=== Begin Enclosure ===

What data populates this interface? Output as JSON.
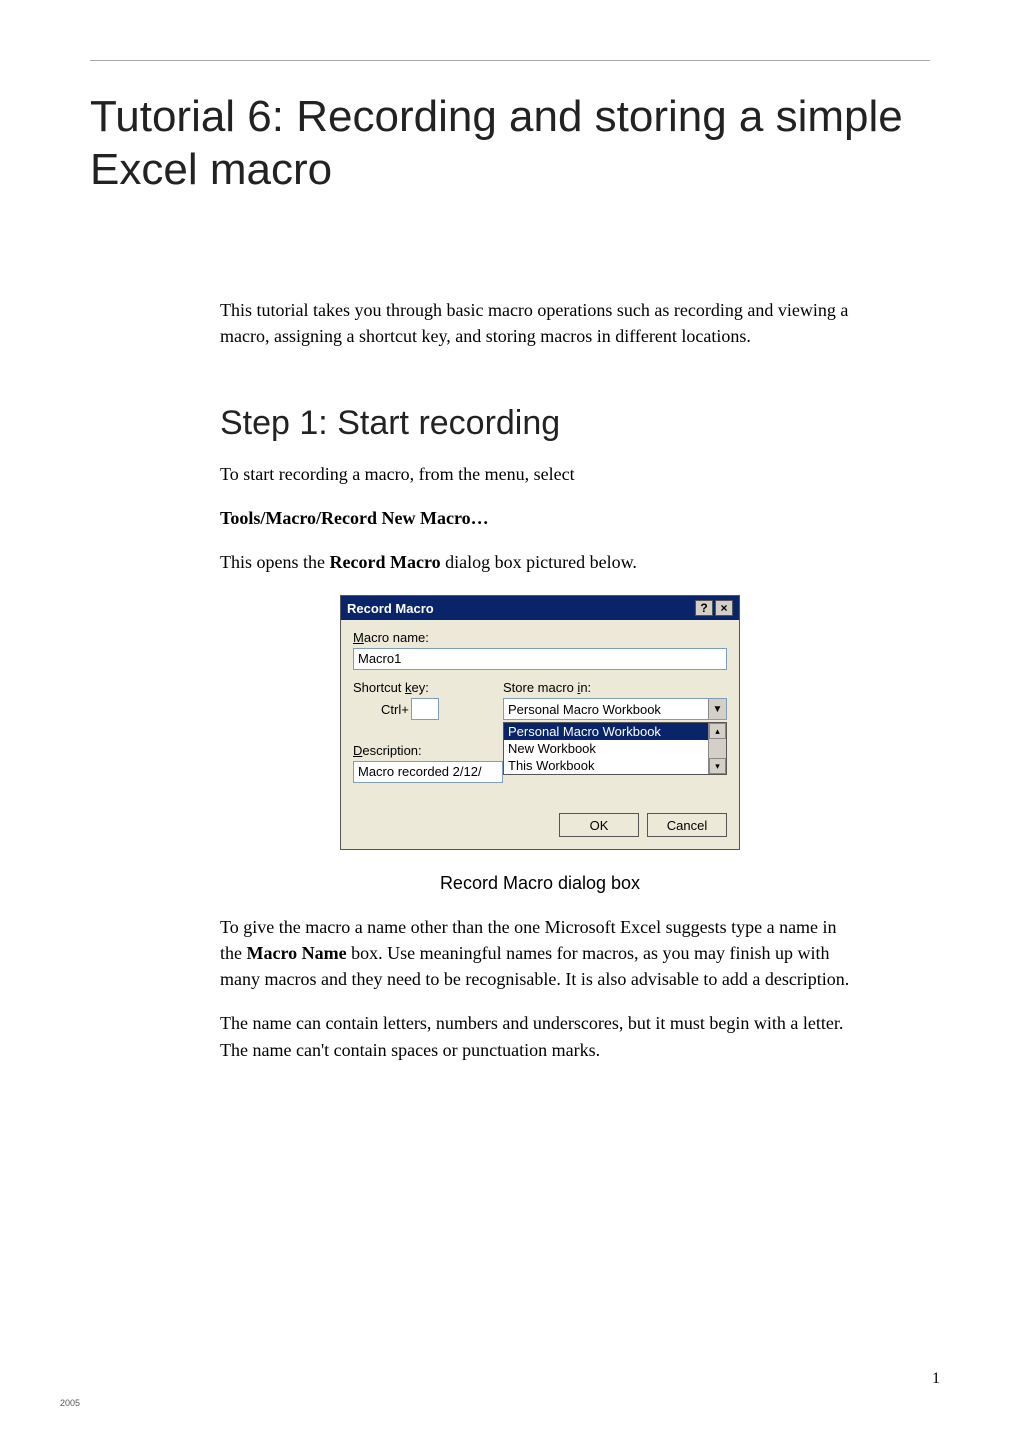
{
  "doc": {
    "title": "Tutorial 6: Recording and storing a simple Excel macro",
    "intro": "This tutorial takes you through basic macro operations such as recording and viewing a macro, assigning a shortcut key, and storing macros in different locations.",
    "step1_heading": "Step 1: Start recording",
    "p1": "To start recording a macro, from the menu, select",
    "p2": "Tools/Macro/Record New Macro…",
    "p3_pre": "This opens the ",
    "p3_bold": "Record Macro",
    "p3_post": " dialog box pictured below.",
    "caption": "Record Macro dialog box",
    "p4_pre": "To give the macro a name other than the one Microsoft Excel suggests type a name in the ",
    "p4_bold": "Macro Name",
    "p4_post": " box. Use meaningful names for macros, as you may finish up with many macros and they need to be recognisable. It is also advisable to add a description.",
    "p5": "The name can contain letters, numbers and underscores, but it must begin with a letter. The name can't contain spaces or punctuation marks."
  },
  "dialog": {
    "title": "Record Macro",
    "help_glyph": "?",
    "close_glyph": "×",
    "macro_name_label_pre": "M",
    "macro_name_label_post": "acro name:",
    "macro_name_value": "Macro1",
    "shortcut_label_pre": "Shortcut ",
    "shortcut_label_ul": "k",
    "shortcut_label_post": "ey:",
    "shortcut_prefix": "Ctrl+",
    "shortcut_value": "",
    "store_label_pre": "Store macro ",
    "store_label_ul": "i",
    "store_label_post": "n:",
    "store_value": "Personal Macro Workbook",
    "store_options": {
      "opt0": "Personal Macro Workbook",
      "opt1": "New Workbook",
      "opt2": "This Workbook"
    },
    "desc_label_ul": "D",
    "desc_label_post": "escription:",
    "desc_value": "Macro recorded 2/12/",
    "ok_label": "OK",
    "cancel_label": "Cancel",
    "arrow_down": "▼",
    "arrow_up_small": "▴",
    "arrow_down_small": "▾"
  },
  "footer": {
    "year": "2005",
    "page": "1"
  }
}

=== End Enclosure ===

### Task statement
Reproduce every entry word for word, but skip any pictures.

### Solution to this task
What data populates this interface? Output as JSON.
{
  "doc": {
    "title": "Tutorial 6: Recording and storing a simple Excel macro",
    "intro": "This tutorial takes you through basic macro operations such as recording and viewing a macro, assigning a shortcut key, and storing macros in different locations.",
    "step1_heading": "Step 1: Start recording",
    "p1": "To start recording a macro, from the menu, select",
    "p2": "Tools/Macro/Record New Macro…",
    "p3_pre": "This opens the ",
    "p3_bold": "Record Macro",
    "p3_post": " dialog box pictured below.",
    "caption": "Record Macro dialog box",
    "p4_pre": "To give the macro a name other than the one Microsoft Excel suggests type a name in the ",
    "p4_bold": "Macro Name",
    "p4_post": " box. Use meaningful names for macros, as you may finish up with many macros and they need to be recognisable. It is also advisable to add a description.",
    "p5": "The name can contain letters, numbers and underscores, but it must begin with a letter. The name can't contain spaces or punctuation marks."
  },
  "dialog": {
    "title": "Record Macro",
    "help_glyph": "?",
    "close_glyph": "×",
    "macro_name_label_pre": "M",
    "macro_name_label_post": "acro name:",
    "macro_name_value": "Macro1",
    "shortcut_label_pre": "Shortcut ",
    "shortcut_label_ul": "k",
    "shortcut_label_post": "ey:",
    "shortcut_prefix": "Ctrl+",
    "shortcut_value": "",
    "store_label_pre": "Store macro ",
    "store_label_ul": "i",
    "store_label_post": "n:",
    "store_value": "Personal Macro Workbook",
    "store_options": {
      "opt0": "Personal Macro Workbook",
      "opt1": "New Workbook",
      "opt2": "This Workbook"
    },
    "desc_label_ul": "D",
    "desc_label_post": "escription:",
    "desc_value": "Macro recorded 2/12/",
    "ok_label": "OK",
    "cancel_label": "Cancel",
    "arrow_down": "▼",
    "arrow_up_small": "▴",
    "arrow_down_small": "▾"
  },
  "footer": {
    "year": "2005",
    "page": "1"
  }
}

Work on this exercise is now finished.